So I’m bridging the gap, because I have a blog and an email address (firstname.lastname@example.org), and I can reach out. Because I know that you won’t come to me, but I think we should talk sometime about Mervyn Peake. Or bees. Or cats. Or art. Or myths and monsters. And I owe you a pot of tea (or coffee).
And I am always here.
(And I think that Amanda and I should be best friends regardless of you. Because I would like to paint her someday.)
(Just saying. I can, and do, paint. And she needs to be painted more. By me.)
So, Neil. If you are feeling inclined, and you are chatty once you are not touring. And jet lagged. And red-eyed. And exhausted. And there aren’t 1,500 people in between us. And you aren’t writing a novel. Or missing Amanda. Or tending the bees. Or playing with your critters and inventing your creatures…come find me. I am waiting for you with many conversations. But we’ll have to talk Diana Wynne Jones some other day, because I am still broken up over it and so are you.
Thank you for the books, the repetitive jokes, and the dark humour.

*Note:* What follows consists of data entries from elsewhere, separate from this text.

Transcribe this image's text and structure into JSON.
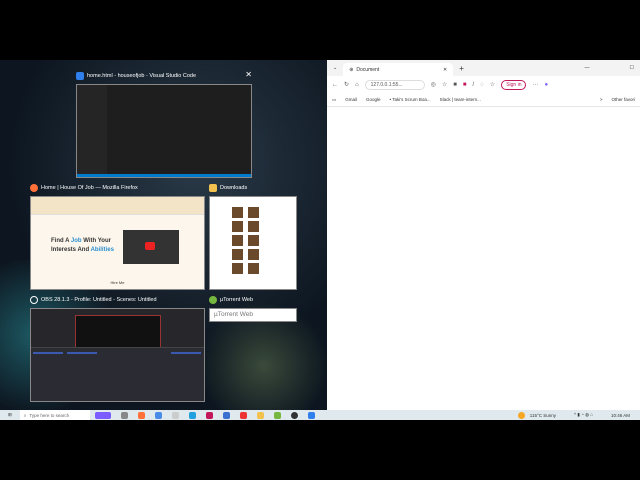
{
  "snap_assist": {
    "windows": [
      {
        "title": "home.html - houseofjob - Visual Studio Code",
        "icon": "vscode-icon",
        "accent": "#2f80ed"
      },
      {
        "title": "Home | House Of Job — Mozilla Firefox",
        "icon": "firefox-icon",
        "accent": "#ff7139",
        "preview": {
          "headline_a": "Find A ",
          "headline_job": "Job",
          "headline_b": " With Your",
          "headline_c": "Interests And ",
          "headline_abilities": "Abilities",
          "footer": "Hire Me"
        }
      },
      {
        "title": "Downloads",
        "icon": "folder-icon",
        "accent": "#f2c14e"
      },
      {
        "title": "OBS 28.1.3 - Profile: Untitled - Scenes: Untitled",
        "icon": "obs-icon",
        "accent": "#ffffff"
      },
      {
        "title": "µTorrent Web",
        "icon": "utorrent-icon",
        "accent": "#76b83f",
        "preview_text": "µTorrent Web"
      }
    ],
    "close_label": "✕"
  },
  "browser": {
    "tab_title": "Document",
    "tab_close": "✕",
    "new_tab": "+",
    "url": "127.0.0.1:55...",
    "sign_in": "Sign in",
    "more": "···",
    "bookmarks": [
      "Gmail",
      "Google",
      "• Taki's Scrum Boa...",
      "Slack | team-intern..."
    ],
    "bookmarks_more": ">",
    "other_favorites": "Other favori"
  },
  "taskbar": {
    "search_placeholder": "Type here to search",
    "weather": "115°C  Sunny",
    "time": "10:46 AM"
  }
}
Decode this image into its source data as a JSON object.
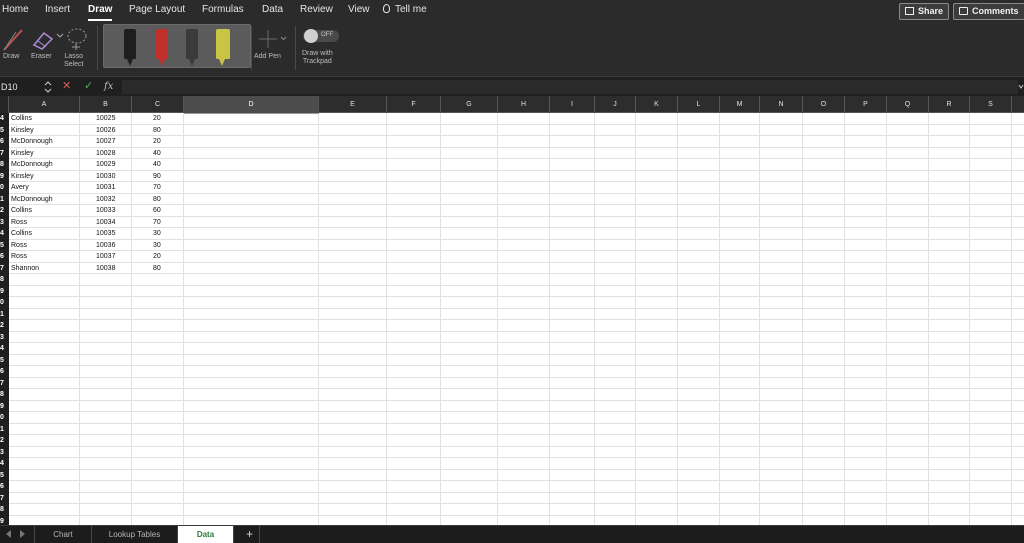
{
  "ribbon": {
    "tabs": [
      {
        "label": "Home"
      },
      {
        "label": "Insert"
      },
      {
        "label": "Draw",
        "active": true
      },
      {
        "label": "Page Layout"
      },
      {
        "label": "Formulas"
      },
      {
        "label": "Data"
      },
      {
        "label": "Review"
      },
      {
        "label": "View"
      }
    ],
    "tell_me": "Tell me",
    "share": "Share",
    "comments": "Comments"
  },
  "tools": {
    "draw": "Draw",
    "eraser": "Eraser",
    "lasso_line1": "Lasso",
    "lasso_line2": "Select",
    "add_pen": "Add Pen",
    "toggle": "OFF",
    "trackpad_line1": "Draw with",
    "trackpad_line2": "Trackpad",
    "pen_colors": [
      "#1e1e1e",
      "#c0302b",
      "#3a3a3a",
      "#c9c346"
    ]
  },
  "formula_bar": {
    "name_box": "D10",
    "fx": "fx",
    "value": ""
  },
  "sheet": {
    "columns": [
      "A",
      "B",
      "C",
      "D",
      "E",
      "F",
      "G",
      "H",
      "I",
      "J",
      "K",
      "L",
      "M",
      "N",
      "O",
      "P",
      "Q",
      "R",
      "S"
    ],
    "selected_column": "D",
    "row_labels": [
      "4",
      "5",
      "6",
      "7",
      "8",
      "9",
      "0",
      "1",
      "2",
      "3",
      "4",
      "5",
      "6",
      "7",
      "8",
      "9",
      "0",
      "1",
      "2",
      "3",
      "4",
      "5",
      "6",
      "7",
      "8",
      "9",
      "0",
      "1",
      "2",
      "3",
      "4",
      "5",
      "6",
      "7",
      "8",
      "9"
    ],
    "rows": [
      {
        "name": "Collins",
        "id": "10025",
        "value": "20"
      },
      {
        "name": "Kinsley",
        "id": "10026",
        "value": "80"
      },
      {
        "name": "McDonnough",
        "id": "10027",
        "value": "20"
      },
      {
        "name": "Kinsley",
        "id": "10028",
        "value": "40"
      },
      {
        "name": "McDonnough",
        "id": "10029",
        "value": "40"
      },
      {
        "name": "Kinsley",
        "id": "10030",
        "value": "90"
      },
      {
        "name": "Avery",
        "id": "10031",
        "value": "70"
      },
      {
        "name": "McDonnough",
        "id": "10032",
        "value": "80"
      },
      {
        "name": "Collins",
        "id": "10033",
        "value": "60"
      },
      {
        "name": "Ross",
        "id": "10034",
        "value": "70"
      },
      {
        "name": "Collins",
        "id": "10035",
        "value": "30"
      },
      {
        "name": "Ross",
        "id": "10036",
        "value": "30"
      },
      {
        "name": "Ross",
        "id": "10037",
        "value": "20"
      },
      {
        "name": "Shannon",
        "id": "10038",
        "value": "80"
      }
    ]
  },
  "sheet_tabs": [
    {
      "label": "Chart"
    },
    {
      "label": "Lookup Tables"
    },
    {
      "label": "Data",
      "active": true
    }
  ],
  "add_sheet": "+",
  "colors": {
    "chrome": "#2b2b2b",
    "active_tab_text": "#2a7a3a",
    "cancel": "#e05a5a",
    "confirm": "#4fb36a"
  }
}
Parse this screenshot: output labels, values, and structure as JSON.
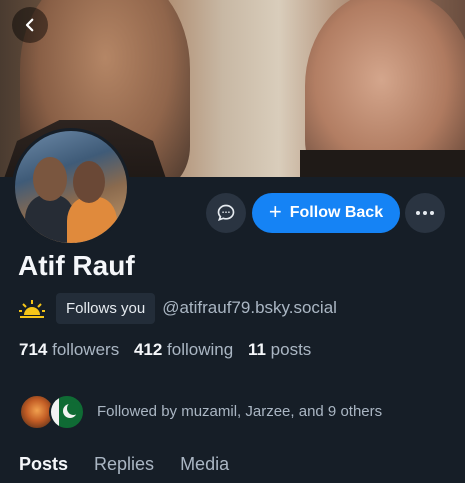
{
  "header": {
    "back_icon": "chevron-left-icon"
  },
  "profile": {
    "name": "Atif Rauf",
    "follows_you_label": "Follows you",
    "handle": "@atifrauf79.bsky.social",
    "status_icon": "sun-icon"
  },
  "actions": {
    "message_icon": "chat-bubble-icon",
    "follow_back_label": "Follow Back",
    "follow_plus": "+",
    "more_icon": "ellipsis-icon"
  },
  "stats": {
    "followers_count": "714",
    "followers_label": "followers",
    "following_count": "412",
    "following_label": "following",
    "posts_count": "11",
    "posts_label": "posts"
  },
  "followed_by": {
    "text": "Followed by muzamil, Jarzee, and 9 others"
  },
  "tabs": [
    {
      "label": "Posts"
    },
    {
      "label": "Replies"
    },
    {
      "label": "Media"
    }
  ],
  "colors": {
    "background": "#161e27",
    "accent": "#1583f5",
    "button_bg": "#2a3441"
  }
}
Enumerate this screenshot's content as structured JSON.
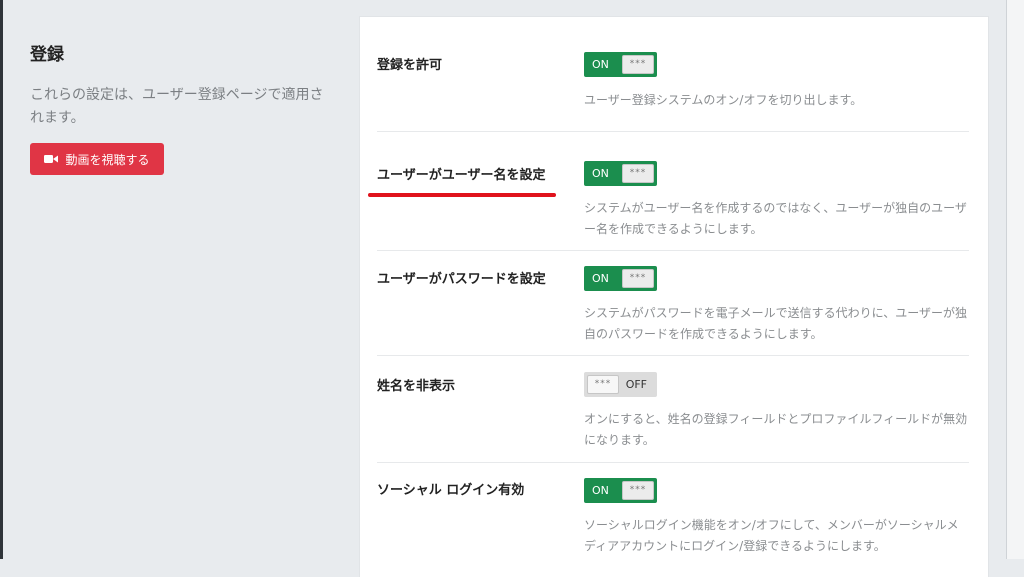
{
  "section": {
    "title": "登録",
    "description": "これらの設定は、ユーザー登録ページで適用されます。",
    "video_button_label": "動画を視聴する"
  },
  "settings": [
    {
      "label": "登録を許可",
      "toggle_state": "ON",
      "knob": "***",
      "description": "ユーザー登録システムのオン/オフを切り出します。"
    },
    {
      "label": "ユーザーがユーザー名を設定",
      "toggle_state": "ON",
      "knob": "***",
      "description": "システムがユーザー名を作成するのではなく、ユーザーが独自のユーザー名を作成できるようにします。"
    },
    {
      "label": "ユーザーがパスワードを設定",
      "toggle_state": "ON",
      "knob": "***",
      "description": "システムがパスワードを電子メールで送信する代わりに、ユーザーが独自のパスワードを作成できるようにします。"
    },
    {
      "label": "姓名を非表示",
      "toggle_state": "OFF",
      "knob": "***",
      "description": "オンにすると、姓名の登録フィールドとプロファイルフィールドが無効になります。"
    },
    {
      "label": "ソーシャル ログイン有効",
      "toggle_state": "ON",
      "knob": "***",
      "description": "ソーシャルログイン機能をオン/オフにして、メンバーがソーシャルメディアアカウントにログイン/登録できるようにします。"
    }
  ],
  "colors": {
    "toggle_on": "#1b8e4e",
    "toggle_off": "#dcdcdc",
    "video_button": "#e03545",
    "highlight": "#e0121c"
  },
  "icons": {
    "video_button_icon": "video-camera-icon"
  }
}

But, most importantly, thank you for Diana Wynne Jones.
– Follow the Reader –